Once a new build project is complete, a structural warranty insurance policy can be placed for a period of 10 or 12 years. Its main purpose is to cover the property against latent and structural defects. Cover includes surveyor visits at set periods of the project to make sure work is done to the correct standard.
If there is the chance the propert will be sold within the first 10 years, a structural warranty is required – the buyers’ mortgage provider will normally insist on one from an insurer that is on the CML approved list (Council of Mortgage Lenders).
Under CDM regulations, the principal designer is responsible for the design elements of the project – this can include material specification, method of build, dimensions, use of space as well as the structural matters of loadbearing and even shoring, excavating or piling techniques to be used.
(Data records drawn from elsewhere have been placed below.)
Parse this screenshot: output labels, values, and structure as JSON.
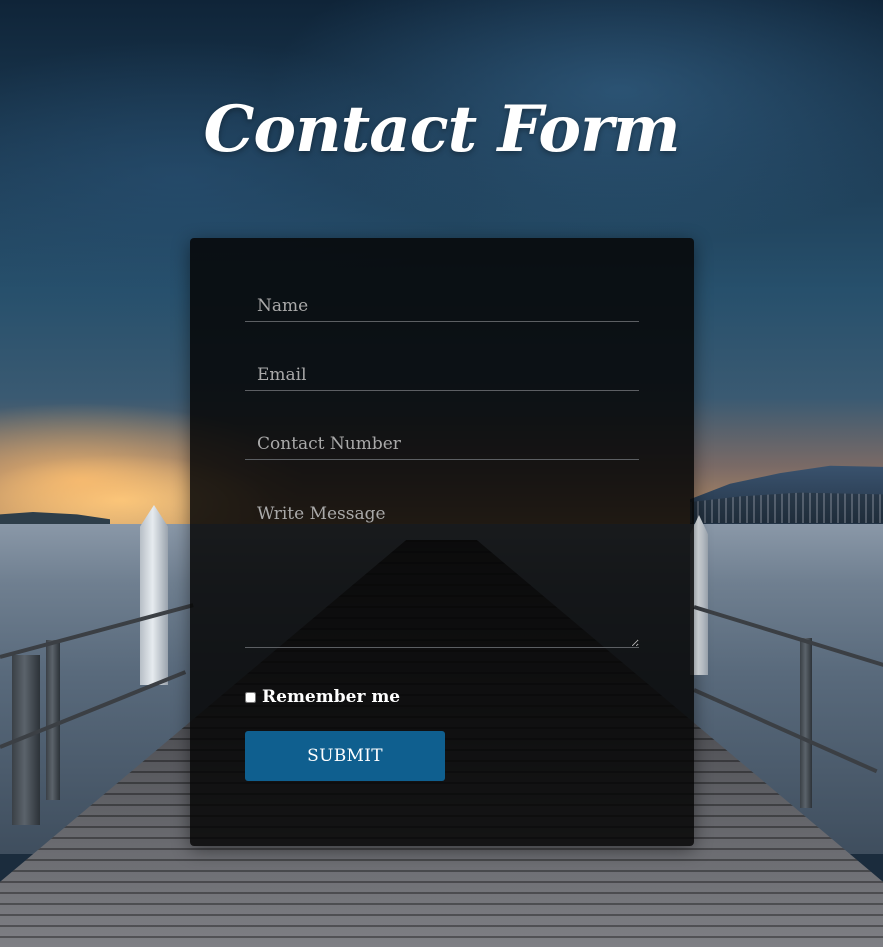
{
  "header": {
    "title": "Contact Form"
  },
  "form": {
    "name_placeholder": "Name",
    "email_placeholder": "Email",
    "phone_placeholder": "Contact Number",
    "message_placeholder": "Write Message",
    "remember_label": "Remember me",
    "submit_label": "SUBMIT"
  },
  "colors": {
    "card_background": "#060606",
    "submit_button": "#0f5f8f",
    "field_underline": "#5c5f63",
    "placeholder_text": "#a9a9a9"
  }
}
These are typically architects, engineers, surveyors and so on.
Some builders offer a complete design and build or design and construct service where all elements of the project are managed and performed by the principal contractor. The risk of financial loss resulting from incorrect design or specification, professional services in general, is covered by professional indemnity insurance.
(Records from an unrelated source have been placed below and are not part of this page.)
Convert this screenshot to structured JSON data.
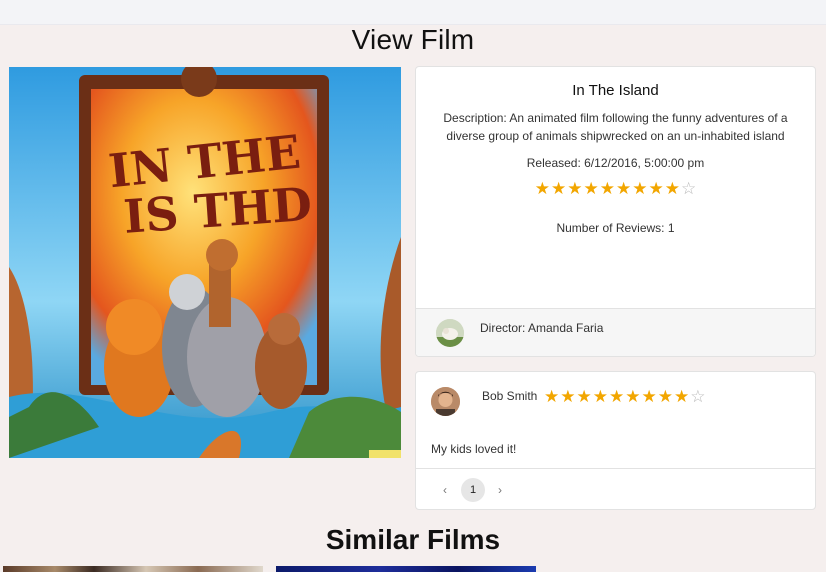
{
  "page_title": "View Film",
  "film": {
    "title": "In The Island",
    "description": "Description: An animated film following the funny adventures of a diverse group of animals shipwrecked on an un-inhabited island",
    "released": "Released: 6/12/2016, 5:00:00 pm",
    "rating": 9,
    "rating_max": 10,
    "reviews_count": "Number of Reviews: 1",
    "director": "Director: Amanda Faria"
  },
  "review": {
    "author": "Bob Smith",
    "rating": 9,
    "rating_max": 10,
    "text": "My kids loved it!"
  },
  "pagination": {
    "prev": "‹",
    "current": "1",
    "next": "›"
  },
  "similar_title": "Similar Films",
  "colors": {
    "star_filled": "#f2a600",
    "star_empty": "#b9b9b9",
    "page_background": "#f5efee"
  }
}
Architects, surveyors and engineers typically hold this type of insurance to protect them from claims of professional negligence – this can apply to any of the aforementioned risks as well as others as defined by the UK courts (duty to warn, matters of buildability).
 Other insurance considerations
Sometimes the project’s architect will identify the risk of property damage to third party property that is not likely to be due to a negligent act. An extension to the above insurances may be required – this is called non negligence insurance and is often given the name of the contract clause that defines it in the JCT building contract suite – JCT 6.5.1 Insurance.
If a JCT contract is being used for the project, the owner should refer to the architect for advice as to whether this clause should be operative and whether the appropriate insurance is required – each project is different and professional advice should always be sought.
This insurance cover is normally the responsibility of the contractor to take out and hold for the duration of the project – it can be placed on a standalone basis or as an extension to their public liability insurance.
New site developments, during the pre-planning stage for some new developments, depending on risk, may encounter legal problems affecting title and development sites. The main issues that can be encountered are - restrictive covenants (freehold and leasehold), lack of legal access/legal rights to use the services, interference with third-party rights such as rights of way, services, mining rights, planning permission and building regulations.
 Related articles on Designing Buildings Wiki
Featured articles and news
America's economic collapse produced scores of PWA Moderne projects.
The benefits of glowing aggregates and cement.
Urgent need for open communication to address mental health issues.
Guidance offered on COVID-19 green recovery, building safety and more.
Providing strength and support above the joists.
Enforcer will test and investigate product safety.
Underfloor air conditioning comes to 24 St James's Square.
Consultation on public right to buy unused public property.
IHBC resource offers improved consistency.
New laws to ‘retain and explain’ historic statues.
The principles and art of the possible. Book review.
From horse and cart to hypermarket.